A British-South African aid worker gunned down in Afghanistan last week was buried in a cemetery in Kabul in a heavily guarded funeral attended by about 50 friends, family and colleagues.

Gayle Williams, shot dead on Monday in a killing claimed by the insurgent Taliban movement, had asked to be buried in Afghanistan where she worked with disabled children, those close to her said.

Friends and family — including her mother Patricia and sister Karen, who arrived from Britain and South Africa respectively — wept as her coffin was lowered into the ground.

The funeral, in the city’s historic British cemetery, was attended by British diplomats and watched over by police and guards.

Williams’ relatives were taken to meet President Hamid Karzai at his palace afterwards.

The Taliban said the 34-year-old aid worker was targeted because SERVE Afghanistan, the organisation she worked for, was “preaching Christianity” — a charge rejected by the group.

On Saturday a British man and a South African man were shot dead by their Afghan guard, who then turned the gun on himself.

The motive for the killing is unclear but it has added to security concerns among expatriates based in the city, which has suffered a series of dramatic attacks this year.

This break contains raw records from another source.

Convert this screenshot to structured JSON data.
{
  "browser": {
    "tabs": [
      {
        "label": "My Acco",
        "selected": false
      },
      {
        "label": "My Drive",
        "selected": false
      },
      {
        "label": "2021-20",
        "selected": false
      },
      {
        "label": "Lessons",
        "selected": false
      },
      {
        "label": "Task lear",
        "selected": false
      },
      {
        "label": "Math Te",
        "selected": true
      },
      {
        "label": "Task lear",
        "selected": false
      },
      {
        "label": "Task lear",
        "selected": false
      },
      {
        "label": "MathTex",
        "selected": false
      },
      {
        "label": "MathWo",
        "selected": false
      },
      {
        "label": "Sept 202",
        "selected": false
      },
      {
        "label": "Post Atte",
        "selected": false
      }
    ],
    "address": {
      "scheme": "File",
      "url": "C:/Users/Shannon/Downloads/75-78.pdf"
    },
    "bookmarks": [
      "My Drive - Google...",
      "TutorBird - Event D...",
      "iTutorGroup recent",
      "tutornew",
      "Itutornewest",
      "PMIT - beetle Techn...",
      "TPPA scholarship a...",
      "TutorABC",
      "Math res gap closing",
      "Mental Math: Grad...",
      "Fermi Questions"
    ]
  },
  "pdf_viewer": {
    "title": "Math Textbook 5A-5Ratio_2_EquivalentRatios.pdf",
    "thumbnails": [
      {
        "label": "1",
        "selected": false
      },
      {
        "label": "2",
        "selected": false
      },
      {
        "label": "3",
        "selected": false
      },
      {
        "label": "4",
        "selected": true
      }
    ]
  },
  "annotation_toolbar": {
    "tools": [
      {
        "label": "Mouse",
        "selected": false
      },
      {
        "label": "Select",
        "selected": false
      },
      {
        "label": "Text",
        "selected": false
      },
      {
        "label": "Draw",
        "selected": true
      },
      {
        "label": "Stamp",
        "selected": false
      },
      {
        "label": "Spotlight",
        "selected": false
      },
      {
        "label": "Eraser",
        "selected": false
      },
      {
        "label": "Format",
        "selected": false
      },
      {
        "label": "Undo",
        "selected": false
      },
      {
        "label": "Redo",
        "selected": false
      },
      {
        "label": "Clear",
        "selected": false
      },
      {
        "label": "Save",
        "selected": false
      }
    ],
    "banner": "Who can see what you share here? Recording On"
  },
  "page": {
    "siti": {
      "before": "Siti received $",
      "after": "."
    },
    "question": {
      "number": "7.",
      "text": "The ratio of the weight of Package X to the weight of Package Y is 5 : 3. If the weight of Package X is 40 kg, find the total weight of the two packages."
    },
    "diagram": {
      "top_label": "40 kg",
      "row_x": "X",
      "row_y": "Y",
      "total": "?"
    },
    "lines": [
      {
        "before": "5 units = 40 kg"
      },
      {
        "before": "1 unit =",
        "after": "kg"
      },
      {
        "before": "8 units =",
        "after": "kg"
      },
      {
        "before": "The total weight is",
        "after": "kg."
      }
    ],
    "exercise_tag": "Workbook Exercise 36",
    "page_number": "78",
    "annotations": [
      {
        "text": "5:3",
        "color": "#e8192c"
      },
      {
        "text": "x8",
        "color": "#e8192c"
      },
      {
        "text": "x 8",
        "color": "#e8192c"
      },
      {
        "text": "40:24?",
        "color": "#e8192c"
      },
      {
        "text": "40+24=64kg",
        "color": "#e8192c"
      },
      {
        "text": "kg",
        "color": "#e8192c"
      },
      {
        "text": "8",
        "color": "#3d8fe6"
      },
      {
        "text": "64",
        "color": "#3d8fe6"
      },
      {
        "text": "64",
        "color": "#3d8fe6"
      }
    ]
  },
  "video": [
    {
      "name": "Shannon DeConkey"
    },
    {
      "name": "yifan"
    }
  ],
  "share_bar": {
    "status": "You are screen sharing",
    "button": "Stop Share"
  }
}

The Taliban insurgents have carried out a record number of attacks this year since the hardliners were removed from government in late 2001 in a US-led invasion.